**What is required:**
Pick each line containing "JSON" out of the records.

** Data for the task follows **

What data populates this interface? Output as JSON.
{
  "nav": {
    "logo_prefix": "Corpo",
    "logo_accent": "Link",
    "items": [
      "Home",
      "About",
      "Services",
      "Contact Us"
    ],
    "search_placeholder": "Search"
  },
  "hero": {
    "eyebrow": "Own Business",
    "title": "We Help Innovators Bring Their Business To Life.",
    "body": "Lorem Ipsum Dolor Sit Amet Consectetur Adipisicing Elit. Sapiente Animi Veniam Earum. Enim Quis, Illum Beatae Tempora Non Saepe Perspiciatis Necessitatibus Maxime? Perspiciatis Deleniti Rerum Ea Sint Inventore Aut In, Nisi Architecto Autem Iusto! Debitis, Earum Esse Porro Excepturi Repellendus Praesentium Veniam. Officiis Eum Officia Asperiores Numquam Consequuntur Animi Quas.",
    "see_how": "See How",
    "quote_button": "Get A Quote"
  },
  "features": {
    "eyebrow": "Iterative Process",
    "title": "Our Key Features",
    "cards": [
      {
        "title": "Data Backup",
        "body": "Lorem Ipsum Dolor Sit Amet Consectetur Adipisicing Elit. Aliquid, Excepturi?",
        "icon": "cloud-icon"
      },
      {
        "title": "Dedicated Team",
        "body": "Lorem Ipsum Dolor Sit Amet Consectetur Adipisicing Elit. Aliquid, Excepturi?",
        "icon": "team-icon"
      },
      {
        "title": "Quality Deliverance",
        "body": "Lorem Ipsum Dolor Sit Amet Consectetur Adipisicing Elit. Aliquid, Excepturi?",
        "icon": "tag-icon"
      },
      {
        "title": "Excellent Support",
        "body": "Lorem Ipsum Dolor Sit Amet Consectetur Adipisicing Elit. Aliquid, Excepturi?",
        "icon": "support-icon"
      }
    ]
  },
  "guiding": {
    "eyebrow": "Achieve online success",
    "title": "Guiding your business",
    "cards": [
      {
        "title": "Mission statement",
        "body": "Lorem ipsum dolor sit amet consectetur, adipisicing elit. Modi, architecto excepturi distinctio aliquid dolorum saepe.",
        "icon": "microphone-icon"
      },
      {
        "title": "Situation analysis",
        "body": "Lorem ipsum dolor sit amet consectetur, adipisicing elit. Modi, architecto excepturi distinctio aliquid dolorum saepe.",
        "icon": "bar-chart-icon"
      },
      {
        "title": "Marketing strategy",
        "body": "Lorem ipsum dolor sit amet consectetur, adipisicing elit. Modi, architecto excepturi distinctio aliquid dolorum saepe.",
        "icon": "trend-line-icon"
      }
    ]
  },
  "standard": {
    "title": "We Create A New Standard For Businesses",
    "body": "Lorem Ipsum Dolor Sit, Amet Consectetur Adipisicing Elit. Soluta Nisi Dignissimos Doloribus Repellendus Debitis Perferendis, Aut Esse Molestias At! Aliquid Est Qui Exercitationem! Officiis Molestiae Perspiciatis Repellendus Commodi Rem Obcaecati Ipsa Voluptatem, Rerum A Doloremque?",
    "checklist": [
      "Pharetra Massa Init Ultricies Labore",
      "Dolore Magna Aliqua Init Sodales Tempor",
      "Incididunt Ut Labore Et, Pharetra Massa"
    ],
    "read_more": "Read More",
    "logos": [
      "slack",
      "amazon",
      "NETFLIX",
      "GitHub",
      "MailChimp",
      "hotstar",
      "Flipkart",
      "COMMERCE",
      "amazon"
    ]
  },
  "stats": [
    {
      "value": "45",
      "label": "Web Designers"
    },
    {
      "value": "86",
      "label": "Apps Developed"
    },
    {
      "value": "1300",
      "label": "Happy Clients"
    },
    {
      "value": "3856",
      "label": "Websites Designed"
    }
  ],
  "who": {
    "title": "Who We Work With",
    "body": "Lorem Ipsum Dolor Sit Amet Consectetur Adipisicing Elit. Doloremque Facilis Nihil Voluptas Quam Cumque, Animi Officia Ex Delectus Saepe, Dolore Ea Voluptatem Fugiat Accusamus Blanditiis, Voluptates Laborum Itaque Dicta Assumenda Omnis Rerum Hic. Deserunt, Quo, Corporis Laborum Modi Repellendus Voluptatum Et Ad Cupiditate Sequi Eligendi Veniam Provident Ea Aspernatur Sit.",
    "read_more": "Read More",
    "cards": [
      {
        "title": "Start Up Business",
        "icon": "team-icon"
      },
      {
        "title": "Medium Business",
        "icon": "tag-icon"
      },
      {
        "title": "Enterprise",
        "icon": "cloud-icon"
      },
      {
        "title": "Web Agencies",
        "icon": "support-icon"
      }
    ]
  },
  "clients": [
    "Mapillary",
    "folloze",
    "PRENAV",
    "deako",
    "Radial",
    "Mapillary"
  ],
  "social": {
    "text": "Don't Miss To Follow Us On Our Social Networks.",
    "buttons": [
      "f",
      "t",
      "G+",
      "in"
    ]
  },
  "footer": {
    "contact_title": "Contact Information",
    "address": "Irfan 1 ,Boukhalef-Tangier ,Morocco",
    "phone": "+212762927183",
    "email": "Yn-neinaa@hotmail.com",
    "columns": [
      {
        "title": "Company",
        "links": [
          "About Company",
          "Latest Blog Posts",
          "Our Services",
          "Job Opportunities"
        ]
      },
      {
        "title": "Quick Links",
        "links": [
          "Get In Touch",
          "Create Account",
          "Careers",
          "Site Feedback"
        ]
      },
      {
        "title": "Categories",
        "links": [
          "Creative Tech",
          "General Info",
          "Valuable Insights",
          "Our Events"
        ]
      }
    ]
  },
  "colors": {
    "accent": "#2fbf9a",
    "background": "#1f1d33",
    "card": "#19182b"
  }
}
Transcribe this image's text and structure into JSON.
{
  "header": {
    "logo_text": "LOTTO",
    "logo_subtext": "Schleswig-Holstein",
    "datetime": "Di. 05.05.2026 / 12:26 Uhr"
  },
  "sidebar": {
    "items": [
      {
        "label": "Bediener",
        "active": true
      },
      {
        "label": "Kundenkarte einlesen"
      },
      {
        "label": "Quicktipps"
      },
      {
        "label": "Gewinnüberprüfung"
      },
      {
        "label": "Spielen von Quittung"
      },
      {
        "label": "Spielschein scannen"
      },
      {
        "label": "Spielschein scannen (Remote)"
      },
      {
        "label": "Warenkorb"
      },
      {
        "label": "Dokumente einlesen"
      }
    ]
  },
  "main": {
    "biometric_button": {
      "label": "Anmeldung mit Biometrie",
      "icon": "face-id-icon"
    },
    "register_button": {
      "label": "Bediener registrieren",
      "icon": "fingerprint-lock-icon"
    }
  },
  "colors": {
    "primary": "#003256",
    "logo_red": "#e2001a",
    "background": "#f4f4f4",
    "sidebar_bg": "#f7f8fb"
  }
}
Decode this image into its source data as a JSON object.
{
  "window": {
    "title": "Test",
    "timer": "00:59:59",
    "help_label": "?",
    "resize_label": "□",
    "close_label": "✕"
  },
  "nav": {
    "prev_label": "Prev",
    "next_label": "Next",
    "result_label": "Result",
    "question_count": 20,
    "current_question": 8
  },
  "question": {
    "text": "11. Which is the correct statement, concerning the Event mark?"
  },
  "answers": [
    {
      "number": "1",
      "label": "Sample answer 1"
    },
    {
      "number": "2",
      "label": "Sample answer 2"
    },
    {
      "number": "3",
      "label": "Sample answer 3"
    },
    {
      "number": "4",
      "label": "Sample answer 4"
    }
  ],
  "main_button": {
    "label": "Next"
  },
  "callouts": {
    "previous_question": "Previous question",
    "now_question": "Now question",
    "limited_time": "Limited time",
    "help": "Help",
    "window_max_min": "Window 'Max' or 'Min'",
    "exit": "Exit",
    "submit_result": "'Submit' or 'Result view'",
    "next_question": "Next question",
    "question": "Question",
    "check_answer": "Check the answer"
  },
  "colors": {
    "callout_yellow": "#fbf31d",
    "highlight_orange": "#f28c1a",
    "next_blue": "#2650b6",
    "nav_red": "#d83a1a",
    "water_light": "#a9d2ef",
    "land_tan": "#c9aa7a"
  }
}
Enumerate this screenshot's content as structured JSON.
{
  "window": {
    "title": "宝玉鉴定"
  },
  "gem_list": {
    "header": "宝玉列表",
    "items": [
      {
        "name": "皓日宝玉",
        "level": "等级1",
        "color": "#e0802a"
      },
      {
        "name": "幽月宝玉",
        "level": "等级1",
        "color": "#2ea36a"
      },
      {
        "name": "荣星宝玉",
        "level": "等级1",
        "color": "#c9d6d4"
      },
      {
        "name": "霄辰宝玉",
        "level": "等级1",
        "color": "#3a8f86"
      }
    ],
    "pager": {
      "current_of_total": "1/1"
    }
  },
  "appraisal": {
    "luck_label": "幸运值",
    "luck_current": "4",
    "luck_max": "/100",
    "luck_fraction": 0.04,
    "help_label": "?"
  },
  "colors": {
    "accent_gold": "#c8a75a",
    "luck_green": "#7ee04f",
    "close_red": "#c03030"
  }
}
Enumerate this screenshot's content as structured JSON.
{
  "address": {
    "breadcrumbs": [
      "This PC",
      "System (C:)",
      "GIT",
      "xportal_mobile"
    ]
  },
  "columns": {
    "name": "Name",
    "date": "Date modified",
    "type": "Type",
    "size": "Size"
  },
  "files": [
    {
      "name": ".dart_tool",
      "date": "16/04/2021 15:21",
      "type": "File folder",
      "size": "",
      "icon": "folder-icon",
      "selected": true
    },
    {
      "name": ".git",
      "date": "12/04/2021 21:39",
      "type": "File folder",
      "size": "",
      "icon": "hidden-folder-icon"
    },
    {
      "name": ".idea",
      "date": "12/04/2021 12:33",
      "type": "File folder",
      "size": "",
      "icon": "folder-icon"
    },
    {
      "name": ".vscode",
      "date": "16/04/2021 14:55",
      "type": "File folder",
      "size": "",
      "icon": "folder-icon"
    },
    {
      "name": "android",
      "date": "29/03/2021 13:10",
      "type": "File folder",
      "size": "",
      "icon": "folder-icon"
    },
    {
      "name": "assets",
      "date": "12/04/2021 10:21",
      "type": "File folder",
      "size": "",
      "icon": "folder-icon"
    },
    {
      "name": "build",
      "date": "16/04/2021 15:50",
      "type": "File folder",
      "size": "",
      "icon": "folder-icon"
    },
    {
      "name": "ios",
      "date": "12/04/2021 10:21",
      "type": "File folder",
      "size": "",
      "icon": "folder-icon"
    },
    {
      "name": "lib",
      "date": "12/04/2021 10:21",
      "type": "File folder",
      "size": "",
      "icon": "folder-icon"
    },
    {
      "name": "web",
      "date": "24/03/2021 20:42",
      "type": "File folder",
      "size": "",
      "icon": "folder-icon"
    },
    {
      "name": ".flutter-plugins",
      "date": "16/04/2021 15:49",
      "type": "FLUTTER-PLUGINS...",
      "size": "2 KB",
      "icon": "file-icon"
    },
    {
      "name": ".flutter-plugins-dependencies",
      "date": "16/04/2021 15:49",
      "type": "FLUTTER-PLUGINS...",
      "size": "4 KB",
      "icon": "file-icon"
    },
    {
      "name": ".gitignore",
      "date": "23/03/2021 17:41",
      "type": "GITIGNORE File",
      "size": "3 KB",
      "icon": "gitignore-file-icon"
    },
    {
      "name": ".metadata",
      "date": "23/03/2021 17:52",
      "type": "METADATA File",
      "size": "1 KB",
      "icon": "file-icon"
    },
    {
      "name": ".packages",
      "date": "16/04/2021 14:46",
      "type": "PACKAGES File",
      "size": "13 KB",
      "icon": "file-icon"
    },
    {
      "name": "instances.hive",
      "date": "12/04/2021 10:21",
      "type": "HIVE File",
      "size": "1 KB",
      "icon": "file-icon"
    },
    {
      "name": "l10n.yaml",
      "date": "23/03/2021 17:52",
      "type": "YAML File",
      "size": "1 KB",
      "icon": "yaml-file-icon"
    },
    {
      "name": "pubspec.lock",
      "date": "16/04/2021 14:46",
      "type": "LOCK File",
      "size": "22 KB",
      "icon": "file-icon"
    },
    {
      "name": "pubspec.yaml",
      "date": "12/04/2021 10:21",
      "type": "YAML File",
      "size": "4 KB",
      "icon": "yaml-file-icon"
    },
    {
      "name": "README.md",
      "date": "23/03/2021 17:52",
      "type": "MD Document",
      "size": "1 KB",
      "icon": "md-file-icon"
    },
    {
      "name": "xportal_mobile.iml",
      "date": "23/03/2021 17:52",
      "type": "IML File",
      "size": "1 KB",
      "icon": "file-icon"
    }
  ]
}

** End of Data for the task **

**Task solution:**
What data populates this interface? Output as JSON.
Transcribe this image's text and structure into JSON.
Decode this image into its source data as a JSON object.
Enumerate this screenshot's content as structured JSON.
Enumerate this screenshot's content as structured JSON.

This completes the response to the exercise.